The large scientific and medical research apparatus - governments and universities - uses strictly the New Learning in the interest of human betterment, though sometimes it’s limited only to American betterment. Psychotherapy and psychiatry are humanist. Our universities and public educational entities are still humanist. As a small example, a UA-Huntsville philosophy professor could write in a manuscript on epistemology: "Liberal inquiry aims to free us from superstition, parochialism, blind custom, dumb habit, and unreflected living by cultivating our ability to identify the truth..."

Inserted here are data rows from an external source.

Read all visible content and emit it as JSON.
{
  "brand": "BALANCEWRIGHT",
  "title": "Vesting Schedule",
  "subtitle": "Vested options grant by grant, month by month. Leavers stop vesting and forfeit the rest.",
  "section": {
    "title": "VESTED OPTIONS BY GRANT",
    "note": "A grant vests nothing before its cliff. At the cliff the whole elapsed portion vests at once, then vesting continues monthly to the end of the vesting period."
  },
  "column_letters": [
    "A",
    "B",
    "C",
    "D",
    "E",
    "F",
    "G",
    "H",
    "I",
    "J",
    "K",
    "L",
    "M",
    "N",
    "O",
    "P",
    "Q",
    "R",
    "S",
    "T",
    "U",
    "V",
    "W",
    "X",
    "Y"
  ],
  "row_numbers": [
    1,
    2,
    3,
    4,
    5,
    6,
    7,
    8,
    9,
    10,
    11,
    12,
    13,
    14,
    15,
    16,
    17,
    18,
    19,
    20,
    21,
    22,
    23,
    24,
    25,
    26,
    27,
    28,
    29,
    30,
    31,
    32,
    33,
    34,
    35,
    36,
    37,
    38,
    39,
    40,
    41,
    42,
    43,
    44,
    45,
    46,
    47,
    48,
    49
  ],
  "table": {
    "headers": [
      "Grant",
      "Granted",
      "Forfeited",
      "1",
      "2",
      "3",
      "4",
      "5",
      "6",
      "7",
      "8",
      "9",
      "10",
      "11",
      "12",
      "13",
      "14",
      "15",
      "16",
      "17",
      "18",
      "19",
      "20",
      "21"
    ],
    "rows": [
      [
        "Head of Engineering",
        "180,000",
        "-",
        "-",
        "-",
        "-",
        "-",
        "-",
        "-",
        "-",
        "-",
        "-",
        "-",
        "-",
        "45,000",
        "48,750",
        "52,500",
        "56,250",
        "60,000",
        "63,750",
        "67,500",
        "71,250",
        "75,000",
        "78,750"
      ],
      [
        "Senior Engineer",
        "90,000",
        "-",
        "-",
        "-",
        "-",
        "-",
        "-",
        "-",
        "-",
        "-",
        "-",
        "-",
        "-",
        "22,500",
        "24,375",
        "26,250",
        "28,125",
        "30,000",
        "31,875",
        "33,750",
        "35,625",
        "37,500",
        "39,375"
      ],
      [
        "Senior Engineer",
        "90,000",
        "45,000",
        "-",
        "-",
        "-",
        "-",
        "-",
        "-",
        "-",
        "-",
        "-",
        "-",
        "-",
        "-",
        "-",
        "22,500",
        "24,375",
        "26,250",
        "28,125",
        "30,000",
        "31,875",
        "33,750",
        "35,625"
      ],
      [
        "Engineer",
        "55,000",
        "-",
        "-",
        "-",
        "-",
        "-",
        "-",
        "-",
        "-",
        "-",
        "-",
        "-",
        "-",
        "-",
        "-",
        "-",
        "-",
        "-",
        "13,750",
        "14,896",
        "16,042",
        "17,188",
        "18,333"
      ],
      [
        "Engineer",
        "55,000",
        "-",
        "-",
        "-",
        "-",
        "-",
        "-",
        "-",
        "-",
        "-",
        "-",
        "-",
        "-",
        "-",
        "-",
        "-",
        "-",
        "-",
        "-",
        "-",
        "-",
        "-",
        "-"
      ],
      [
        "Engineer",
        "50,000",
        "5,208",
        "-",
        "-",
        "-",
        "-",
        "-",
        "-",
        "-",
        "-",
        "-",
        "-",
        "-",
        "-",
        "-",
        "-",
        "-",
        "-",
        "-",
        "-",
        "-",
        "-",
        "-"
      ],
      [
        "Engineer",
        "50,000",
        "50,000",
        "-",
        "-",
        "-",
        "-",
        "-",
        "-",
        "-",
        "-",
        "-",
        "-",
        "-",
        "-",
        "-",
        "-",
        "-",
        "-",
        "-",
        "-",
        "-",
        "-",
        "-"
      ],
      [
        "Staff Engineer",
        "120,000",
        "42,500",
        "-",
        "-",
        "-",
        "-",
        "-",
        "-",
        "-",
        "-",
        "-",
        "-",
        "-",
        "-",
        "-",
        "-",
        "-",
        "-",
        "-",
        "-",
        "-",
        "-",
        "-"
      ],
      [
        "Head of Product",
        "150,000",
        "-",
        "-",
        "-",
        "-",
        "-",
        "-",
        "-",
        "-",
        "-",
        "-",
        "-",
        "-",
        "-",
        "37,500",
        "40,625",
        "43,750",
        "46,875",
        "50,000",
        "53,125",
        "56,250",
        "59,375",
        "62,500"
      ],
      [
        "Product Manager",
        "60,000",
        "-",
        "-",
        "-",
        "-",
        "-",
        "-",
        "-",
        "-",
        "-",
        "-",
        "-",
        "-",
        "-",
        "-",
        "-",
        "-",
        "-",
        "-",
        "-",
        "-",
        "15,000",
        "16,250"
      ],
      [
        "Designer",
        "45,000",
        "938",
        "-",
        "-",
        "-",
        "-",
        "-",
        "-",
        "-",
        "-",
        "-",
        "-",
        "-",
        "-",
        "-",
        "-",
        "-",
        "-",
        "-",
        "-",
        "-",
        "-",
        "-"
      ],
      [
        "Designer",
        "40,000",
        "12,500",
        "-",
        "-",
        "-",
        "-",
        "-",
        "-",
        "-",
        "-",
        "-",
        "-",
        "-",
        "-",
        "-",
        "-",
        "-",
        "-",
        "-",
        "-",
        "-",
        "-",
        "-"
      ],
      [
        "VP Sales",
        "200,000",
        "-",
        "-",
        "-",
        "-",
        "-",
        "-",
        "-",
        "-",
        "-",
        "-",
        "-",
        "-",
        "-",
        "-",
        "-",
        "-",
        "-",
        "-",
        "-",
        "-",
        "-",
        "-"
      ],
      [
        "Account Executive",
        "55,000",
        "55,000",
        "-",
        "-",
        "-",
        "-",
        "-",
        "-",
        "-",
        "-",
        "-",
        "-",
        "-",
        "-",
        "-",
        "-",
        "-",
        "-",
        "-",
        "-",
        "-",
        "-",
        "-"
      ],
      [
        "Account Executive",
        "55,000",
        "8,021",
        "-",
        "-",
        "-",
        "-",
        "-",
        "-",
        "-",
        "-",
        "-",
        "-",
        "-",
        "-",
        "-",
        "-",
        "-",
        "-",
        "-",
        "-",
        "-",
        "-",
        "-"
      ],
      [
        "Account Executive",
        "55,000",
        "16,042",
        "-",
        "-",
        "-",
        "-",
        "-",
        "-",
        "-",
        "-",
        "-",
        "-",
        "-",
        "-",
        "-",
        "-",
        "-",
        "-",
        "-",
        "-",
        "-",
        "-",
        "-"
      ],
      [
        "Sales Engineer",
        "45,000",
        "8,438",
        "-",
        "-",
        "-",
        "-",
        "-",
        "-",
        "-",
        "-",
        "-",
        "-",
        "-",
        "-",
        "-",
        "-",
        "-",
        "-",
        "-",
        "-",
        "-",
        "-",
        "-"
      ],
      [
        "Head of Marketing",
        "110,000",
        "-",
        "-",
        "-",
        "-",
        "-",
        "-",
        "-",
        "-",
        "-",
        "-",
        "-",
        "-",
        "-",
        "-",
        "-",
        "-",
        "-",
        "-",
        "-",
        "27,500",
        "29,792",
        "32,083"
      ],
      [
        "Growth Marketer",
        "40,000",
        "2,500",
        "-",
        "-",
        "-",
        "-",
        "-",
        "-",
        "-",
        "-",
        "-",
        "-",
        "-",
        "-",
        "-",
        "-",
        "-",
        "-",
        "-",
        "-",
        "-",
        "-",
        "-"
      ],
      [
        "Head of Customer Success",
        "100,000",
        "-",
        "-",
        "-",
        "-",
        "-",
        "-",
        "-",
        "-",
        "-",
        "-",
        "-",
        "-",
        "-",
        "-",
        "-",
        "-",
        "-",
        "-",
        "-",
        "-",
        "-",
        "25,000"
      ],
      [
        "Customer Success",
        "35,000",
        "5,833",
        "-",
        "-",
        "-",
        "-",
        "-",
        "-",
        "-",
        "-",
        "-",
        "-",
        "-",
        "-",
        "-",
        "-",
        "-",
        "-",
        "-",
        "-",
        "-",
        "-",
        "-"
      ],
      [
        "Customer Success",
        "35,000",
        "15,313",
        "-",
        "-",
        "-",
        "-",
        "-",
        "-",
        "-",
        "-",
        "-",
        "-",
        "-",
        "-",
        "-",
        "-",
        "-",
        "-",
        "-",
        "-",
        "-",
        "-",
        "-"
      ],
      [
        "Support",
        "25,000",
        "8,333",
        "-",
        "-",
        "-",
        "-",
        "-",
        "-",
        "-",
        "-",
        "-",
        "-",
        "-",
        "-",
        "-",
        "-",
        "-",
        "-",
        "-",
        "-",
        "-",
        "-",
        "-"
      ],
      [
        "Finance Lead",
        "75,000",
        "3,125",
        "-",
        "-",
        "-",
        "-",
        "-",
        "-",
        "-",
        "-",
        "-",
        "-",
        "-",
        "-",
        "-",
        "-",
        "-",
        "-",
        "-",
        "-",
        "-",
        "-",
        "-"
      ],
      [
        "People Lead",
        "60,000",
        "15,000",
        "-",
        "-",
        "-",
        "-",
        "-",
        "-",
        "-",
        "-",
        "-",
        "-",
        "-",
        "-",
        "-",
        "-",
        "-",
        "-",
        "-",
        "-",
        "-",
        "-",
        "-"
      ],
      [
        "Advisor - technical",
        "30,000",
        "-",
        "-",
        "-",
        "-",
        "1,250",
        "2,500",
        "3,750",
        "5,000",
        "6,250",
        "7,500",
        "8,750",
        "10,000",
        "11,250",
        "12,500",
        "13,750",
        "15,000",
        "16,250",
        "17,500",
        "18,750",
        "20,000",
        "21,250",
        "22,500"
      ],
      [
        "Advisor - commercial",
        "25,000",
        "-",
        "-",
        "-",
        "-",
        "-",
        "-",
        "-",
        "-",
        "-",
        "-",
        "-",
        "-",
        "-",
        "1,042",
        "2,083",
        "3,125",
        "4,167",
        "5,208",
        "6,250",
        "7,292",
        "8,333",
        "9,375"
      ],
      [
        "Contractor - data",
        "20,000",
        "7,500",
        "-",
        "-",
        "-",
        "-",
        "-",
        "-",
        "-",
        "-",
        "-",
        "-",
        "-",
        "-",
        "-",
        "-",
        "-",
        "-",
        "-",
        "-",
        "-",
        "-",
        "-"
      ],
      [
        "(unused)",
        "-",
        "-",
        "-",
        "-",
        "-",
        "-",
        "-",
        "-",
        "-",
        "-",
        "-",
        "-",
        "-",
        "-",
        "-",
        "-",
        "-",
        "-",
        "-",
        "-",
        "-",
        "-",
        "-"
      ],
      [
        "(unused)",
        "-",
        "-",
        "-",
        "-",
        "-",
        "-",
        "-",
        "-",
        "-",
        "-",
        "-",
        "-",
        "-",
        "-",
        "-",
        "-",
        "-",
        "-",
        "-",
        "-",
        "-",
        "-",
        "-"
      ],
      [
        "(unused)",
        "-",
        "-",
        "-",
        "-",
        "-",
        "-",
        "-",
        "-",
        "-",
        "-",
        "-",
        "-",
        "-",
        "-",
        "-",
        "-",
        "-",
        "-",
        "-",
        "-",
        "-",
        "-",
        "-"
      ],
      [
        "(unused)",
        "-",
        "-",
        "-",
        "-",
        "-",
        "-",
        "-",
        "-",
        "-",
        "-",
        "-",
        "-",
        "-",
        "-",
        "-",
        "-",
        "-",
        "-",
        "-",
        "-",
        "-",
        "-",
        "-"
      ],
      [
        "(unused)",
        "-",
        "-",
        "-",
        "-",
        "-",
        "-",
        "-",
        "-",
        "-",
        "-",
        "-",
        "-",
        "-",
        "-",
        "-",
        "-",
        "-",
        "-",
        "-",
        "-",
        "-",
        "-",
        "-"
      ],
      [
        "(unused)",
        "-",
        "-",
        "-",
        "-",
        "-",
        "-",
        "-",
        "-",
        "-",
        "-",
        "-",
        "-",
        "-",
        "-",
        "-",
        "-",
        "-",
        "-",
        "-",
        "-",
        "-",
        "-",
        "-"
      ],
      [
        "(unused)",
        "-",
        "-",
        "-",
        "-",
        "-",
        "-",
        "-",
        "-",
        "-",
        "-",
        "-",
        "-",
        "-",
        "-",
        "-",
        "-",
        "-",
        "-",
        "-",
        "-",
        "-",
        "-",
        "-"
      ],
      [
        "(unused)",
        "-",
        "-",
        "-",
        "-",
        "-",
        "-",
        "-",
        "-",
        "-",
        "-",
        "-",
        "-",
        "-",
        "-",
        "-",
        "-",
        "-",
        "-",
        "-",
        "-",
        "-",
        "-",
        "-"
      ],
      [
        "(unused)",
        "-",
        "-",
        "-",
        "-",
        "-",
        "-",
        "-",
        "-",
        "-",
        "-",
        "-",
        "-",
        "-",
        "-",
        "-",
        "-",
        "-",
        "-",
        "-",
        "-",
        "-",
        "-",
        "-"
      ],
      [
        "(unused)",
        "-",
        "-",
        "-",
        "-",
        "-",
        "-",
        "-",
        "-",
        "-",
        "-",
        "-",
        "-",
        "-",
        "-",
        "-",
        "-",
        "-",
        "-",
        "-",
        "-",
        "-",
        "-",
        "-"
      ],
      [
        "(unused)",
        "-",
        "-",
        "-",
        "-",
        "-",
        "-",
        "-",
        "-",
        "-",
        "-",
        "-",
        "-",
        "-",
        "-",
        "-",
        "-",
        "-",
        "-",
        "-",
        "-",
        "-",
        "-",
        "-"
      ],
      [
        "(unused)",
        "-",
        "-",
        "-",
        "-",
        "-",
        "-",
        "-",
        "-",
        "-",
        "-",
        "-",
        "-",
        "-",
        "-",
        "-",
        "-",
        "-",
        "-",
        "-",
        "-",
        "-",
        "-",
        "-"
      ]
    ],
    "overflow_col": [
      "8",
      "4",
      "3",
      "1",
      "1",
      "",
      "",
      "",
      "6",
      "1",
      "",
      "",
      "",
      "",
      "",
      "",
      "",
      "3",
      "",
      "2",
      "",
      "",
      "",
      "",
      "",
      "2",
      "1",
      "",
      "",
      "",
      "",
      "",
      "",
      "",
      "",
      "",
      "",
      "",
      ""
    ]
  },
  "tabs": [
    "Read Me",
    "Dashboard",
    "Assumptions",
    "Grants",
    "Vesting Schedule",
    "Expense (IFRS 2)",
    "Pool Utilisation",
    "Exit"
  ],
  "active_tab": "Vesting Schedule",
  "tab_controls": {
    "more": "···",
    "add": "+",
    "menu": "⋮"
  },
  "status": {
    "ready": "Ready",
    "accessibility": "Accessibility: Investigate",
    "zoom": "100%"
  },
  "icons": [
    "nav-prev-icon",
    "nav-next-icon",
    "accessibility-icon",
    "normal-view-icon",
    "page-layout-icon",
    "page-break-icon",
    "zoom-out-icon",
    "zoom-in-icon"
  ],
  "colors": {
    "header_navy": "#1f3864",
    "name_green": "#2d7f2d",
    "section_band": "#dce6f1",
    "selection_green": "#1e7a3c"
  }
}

So the grand sweep of Western civilization, starting with Greek intellectuals, their being rediscovered in the Middle Ages, the Enlightenment which spawned interest in knowledge and better human conditions, which inspired the idea of self-government, which inspired the intellectuals, deists, and scientists of America to establish the first secular republic in the world (based on wanting to avoid religious wars7), is under attack by fundamentalist religious warriors inside that government. So, my friend, that little matter is what I mean when I say intellectualism is important.
1. Harper Dictionary of Modern Thought, 1988, ""Liberalism" by Bullock (below) and
Steve Reilly, Lecturer in Politics and Government, University of Kent at Canterbury
2. Harper Dictionary of Modern Thought, 1988, "Humanism" by Alan (Lord) Bullock, Fellow and Founding Master of St Catherine’s College, Oxford; formerly Vice-Chancellor of the University of Oxford.
3. Bullock, "humanism"
4. Bullock, "humanism"
6. Bullock, "humanism"
7. "The Faith of the Framers" THE WEEK, June 10, 2005
updated April 19 2016